On the more casual side is Mrkt East, Parq’s answer to a Vegas-styled buffet, inspired by Blau and Canteenwalla’s travels around Southeast Asia. The horseshoe-shaped, hawker-styled market, designed by Vincent Celano of Celano Design, will be lined with booths specializing in tandoor-cooked meats and breads, curry bowls, and all kinds of dim sum. “As an urban resort that is focused on the community, we didn’t feel that a buffet or a food court really made sense,” observed Blau. More locally focused is BC Kitchen, which will specialize in Canadian comfort food: Look for plenty of poutine and burgers, as well as a wide variety of craft beers, with bottles and cans from all over the country. (Blau hopes this will become an all-important spot before and after Vancouver Canucks hockey games.)

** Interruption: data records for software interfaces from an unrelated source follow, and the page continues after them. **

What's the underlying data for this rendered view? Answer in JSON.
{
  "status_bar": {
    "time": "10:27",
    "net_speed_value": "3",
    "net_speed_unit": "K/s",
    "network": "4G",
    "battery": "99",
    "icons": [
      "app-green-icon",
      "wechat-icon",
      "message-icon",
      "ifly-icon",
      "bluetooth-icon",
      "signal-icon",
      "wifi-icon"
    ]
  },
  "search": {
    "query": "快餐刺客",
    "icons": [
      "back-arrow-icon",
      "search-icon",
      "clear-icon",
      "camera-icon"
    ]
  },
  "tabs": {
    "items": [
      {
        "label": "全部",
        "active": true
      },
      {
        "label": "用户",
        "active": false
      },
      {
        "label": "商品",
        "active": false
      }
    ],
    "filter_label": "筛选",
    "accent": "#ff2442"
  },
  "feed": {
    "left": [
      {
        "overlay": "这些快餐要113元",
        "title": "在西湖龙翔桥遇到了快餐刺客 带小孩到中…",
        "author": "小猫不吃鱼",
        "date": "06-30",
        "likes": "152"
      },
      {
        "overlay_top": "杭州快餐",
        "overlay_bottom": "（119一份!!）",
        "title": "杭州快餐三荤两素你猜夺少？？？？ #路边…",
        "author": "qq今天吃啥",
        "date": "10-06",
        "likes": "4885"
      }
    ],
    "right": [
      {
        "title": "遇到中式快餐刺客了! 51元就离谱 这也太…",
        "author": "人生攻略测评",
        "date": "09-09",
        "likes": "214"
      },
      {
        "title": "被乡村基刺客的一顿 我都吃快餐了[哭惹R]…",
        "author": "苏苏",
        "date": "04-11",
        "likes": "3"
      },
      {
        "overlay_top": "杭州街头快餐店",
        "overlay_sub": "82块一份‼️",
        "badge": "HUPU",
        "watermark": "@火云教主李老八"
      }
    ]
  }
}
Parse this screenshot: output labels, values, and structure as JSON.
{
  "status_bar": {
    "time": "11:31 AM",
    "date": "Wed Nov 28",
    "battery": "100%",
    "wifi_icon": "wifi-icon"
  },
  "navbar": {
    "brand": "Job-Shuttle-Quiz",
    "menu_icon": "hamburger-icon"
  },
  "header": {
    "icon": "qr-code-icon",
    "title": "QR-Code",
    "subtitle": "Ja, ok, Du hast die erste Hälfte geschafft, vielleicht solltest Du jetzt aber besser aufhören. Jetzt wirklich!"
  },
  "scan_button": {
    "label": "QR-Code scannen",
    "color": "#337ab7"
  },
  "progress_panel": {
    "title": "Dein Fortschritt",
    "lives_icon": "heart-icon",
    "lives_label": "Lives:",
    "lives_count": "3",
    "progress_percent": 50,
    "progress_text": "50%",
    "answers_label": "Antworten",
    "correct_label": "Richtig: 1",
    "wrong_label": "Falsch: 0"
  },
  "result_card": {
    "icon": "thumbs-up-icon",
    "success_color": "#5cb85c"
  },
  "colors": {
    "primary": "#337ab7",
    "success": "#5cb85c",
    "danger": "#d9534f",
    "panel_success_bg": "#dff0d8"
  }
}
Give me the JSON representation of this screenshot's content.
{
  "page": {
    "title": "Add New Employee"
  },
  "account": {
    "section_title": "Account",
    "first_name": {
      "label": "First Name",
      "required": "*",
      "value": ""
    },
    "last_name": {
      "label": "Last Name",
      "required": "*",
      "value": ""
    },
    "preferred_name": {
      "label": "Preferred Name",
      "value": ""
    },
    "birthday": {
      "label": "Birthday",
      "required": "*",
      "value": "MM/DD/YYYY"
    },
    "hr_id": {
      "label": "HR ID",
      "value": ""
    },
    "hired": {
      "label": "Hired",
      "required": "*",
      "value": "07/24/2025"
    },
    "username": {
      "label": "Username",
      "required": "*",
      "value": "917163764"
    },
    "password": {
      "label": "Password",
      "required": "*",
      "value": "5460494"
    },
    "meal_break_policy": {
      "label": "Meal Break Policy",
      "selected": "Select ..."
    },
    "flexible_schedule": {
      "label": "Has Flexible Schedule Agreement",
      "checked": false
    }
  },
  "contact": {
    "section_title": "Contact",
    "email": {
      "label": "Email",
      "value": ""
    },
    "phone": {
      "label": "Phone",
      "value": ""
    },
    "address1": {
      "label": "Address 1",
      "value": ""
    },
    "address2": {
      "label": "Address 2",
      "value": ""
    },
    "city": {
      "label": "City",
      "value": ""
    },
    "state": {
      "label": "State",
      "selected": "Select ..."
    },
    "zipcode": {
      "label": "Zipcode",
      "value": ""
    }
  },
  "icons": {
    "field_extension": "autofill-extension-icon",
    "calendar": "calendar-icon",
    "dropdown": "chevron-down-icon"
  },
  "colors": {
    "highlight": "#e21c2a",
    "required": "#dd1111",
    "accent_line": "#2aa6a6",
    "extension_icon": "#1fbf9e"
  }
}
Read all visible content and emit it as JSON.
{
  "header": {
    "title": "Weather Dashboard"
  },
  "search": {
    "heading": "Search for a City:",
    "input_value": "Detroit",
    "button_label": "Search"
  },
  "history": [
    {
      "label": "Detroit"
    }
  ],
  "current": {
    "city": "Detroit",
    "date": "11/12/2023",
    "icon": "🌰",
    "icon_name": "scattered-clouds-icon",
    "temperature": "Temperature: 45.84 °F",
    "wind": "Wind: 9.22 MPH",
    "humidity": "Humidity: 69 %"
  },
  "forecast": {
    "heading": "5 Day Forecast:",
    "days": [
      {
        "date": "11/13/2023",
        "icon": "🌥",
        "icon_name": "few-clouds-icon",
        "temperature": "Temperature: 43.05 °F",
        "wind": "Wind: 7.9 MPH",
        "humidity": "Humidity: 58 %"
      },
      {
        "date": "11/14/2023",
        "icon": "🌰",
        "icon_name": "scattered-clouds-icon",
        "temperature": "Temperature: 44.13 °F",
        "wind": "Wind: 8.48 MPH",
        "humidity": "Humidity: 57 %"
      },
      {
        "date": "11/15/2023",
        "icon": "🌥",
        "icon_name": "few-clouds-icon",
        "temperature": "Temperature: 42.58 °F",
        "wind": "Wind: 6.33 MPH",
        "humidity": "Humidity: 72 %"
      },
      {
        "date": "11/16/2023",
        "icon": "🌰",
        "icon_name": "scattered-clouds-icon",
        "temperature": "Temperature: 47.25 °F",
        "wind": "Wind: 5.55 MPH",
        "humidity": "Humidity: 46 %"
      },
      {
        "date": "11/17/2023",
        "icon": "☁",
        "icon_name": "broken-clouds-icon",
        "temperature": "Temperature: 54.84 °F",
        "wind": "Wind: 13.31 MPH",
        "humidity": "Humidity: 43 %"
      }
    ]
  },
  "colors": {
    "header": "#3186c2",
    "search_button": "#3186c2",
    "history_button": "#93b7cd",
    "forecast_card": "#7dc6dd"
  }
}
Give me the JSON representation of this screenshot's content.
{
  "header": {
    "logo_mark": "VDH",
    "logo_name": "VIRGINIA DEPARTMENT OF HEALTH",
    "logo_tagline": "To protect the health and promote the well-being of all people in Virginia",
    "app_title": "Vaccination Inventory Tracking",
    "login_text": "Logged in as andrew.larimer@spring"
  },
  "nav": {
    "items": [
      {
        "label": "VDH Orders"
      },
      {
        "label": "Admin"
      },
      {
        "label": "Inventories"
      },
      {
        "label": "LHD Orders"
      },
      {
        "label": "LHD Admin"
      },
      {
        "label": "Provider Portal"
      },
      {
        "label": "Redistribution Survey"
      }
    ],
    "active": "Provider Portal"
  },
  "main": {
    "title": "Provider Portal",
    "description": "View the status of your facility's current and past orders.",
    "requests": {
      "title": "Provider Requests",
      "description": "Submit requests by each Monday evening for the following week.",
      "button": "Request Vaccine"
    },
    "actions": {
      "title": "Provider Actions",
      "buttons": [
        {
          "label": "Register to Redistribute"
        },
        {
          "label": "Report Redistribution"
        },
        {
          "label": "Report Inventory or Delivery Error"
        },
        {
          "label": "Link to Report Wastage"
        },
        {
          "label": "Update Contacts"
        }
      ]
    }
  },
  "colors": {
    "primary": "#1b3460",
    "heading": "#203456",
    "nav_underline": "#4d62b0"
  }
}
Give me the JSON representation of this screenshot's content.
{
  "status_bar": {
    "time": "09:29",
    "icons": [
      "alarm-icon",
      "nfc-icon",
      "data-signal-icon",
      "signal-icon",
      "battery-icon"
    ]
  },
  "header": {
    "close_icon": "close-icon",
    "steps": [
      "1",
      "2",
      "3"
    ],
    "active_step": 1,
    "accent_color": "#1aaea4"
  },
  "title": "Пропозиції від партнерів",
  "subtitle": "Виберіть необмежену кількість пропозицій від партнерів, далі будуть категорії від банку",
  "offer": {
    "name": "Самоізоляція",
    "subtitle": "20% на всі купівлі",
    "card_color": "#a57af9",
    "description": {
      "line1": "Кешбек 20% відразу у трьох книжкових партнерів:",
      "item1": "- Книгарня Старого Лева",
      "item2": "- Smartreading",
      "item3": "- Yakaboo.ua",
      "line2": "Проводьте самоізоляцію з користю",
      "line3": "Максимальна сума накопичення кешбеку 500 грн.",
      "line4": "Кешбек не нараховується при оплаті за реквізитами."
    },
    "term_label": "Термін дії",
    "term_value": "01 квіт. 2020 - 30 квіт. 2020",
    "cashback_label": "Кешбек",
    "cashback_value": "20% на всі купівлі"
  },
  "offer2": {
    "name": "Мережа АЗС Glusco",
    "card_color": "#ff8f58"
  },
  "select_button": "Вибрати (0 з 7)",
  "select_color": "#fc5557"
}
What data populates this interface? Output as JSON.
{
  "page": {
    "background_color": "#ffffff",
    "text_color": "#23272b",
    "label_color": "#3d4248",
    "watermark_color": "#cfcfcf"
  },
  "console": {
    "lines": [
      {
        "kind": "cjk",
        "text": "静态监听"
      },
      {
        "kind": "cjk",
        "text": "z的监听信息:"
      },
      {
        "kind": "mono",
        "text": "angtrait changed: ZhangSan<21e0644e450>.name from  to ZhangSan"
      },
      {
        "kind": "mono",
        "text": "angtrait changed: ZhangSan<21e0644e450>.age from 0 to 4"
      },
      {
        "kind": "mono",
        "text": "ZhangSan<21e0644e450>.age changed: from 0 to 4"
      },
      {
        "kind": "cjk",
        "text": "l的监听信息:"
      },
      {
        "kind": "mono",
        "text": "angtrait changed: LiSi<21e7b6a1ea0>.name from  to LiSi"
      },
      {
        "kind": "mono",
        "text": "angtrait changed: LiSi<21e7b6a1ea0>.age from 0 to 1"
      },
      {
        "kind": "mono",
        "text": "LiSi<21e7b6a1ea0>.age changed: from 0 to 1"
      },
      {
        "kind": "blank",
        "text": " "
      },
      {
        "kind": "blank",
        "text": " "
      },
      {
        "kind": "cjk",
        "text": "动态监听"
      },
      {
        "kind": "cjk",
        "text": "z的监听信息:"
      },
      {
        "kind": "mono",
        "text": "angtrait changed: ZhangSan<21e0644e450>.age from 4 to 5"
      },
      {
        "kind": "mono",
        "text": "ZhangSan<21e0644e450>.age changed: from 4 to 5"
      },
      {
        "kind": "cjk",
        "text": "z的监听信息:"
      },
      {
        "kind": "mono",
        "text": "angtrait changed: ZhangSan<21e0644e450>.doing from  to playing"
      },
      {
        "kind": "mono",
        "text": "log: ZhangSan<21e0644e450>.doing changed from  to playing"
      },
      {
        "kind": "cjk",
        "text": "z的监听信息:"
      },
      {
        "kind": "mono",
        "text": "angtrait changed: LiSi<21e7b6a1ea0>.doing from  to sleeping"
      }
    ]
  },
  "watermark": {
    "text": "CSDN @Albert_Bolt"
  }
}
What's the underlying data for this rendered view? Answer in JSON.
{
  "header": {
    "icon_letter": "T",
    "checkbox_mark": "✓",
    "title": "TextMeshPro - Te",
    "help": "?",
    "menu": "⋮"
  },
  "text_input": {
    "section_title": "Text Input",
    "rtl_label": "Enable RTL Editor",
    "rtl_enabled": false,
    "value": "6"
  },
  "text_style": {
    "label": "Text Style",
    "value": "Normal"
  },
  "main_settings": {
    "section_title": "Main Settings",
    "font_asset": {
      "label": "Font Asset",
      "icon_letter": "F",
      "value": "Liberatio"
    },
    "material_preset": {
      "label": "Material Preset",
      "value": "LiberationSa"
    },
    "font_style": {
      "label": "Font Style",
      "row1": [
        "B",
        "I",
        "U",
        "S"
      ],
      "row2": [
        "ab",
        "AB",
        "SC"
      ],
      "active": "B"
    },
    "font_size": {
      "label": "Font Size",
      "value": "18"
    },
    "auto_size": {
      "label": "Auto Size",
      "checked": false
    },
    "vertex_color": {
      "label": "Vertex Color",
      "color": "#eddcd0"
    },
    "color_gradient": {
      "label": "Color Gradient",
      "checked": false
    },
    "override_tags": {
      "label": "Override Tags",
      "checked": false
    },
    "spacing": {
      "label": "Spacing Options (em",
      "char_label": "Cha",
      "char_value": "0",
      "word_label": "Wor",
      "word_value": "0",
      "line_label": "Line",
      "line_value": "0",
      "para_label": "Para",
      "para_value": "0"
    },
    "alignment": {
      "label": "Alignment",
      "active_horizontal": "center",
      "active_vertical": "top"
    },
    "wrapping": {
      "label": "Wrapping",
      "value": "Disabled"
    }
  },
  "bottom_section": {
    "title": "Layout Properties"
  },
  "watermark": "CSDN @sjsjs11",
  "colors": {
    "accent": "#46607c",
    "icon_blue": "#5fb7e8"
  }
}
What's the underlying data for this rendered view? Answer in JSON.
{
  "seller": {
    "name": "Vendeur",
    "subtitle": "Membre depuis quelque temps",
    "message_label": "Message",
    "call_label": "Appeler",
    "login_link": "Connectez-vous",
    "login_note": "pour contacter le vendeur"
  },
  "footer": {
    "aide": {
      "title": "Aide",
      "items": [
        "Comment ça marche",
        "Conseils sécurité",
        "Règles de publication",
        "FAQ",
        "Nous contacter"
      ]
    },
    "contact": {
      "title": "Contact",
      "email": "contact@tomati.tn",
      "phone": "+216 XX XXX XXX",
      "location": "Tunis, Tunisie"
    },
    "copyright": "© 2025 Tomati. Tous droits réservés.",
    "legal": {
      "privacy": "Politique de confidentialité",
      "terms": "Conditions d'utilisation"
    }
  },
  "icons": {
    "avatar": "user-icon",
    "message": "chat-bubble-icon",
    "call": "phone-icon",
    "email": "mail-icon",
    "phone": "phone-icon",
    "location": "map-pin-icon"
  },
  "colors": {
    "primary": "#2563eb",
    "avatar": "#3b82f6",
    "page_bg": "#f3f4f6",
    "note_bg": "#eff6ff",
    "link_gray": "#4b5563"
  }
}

Among the people rooting for Parq are Dave Gazley, a vice president at Tourism Vancouver. He noted the need for it: Vancouver has not seen major hotel development since the 2010 Olympics, in spite of unprecedented tourism growth over the past few years. More than 10 million people visited the city in 2016, the highest in its history. “We don’t have enough hotel rooms in Vancouver at the moment,” said Gazley. “Especially in the summer.”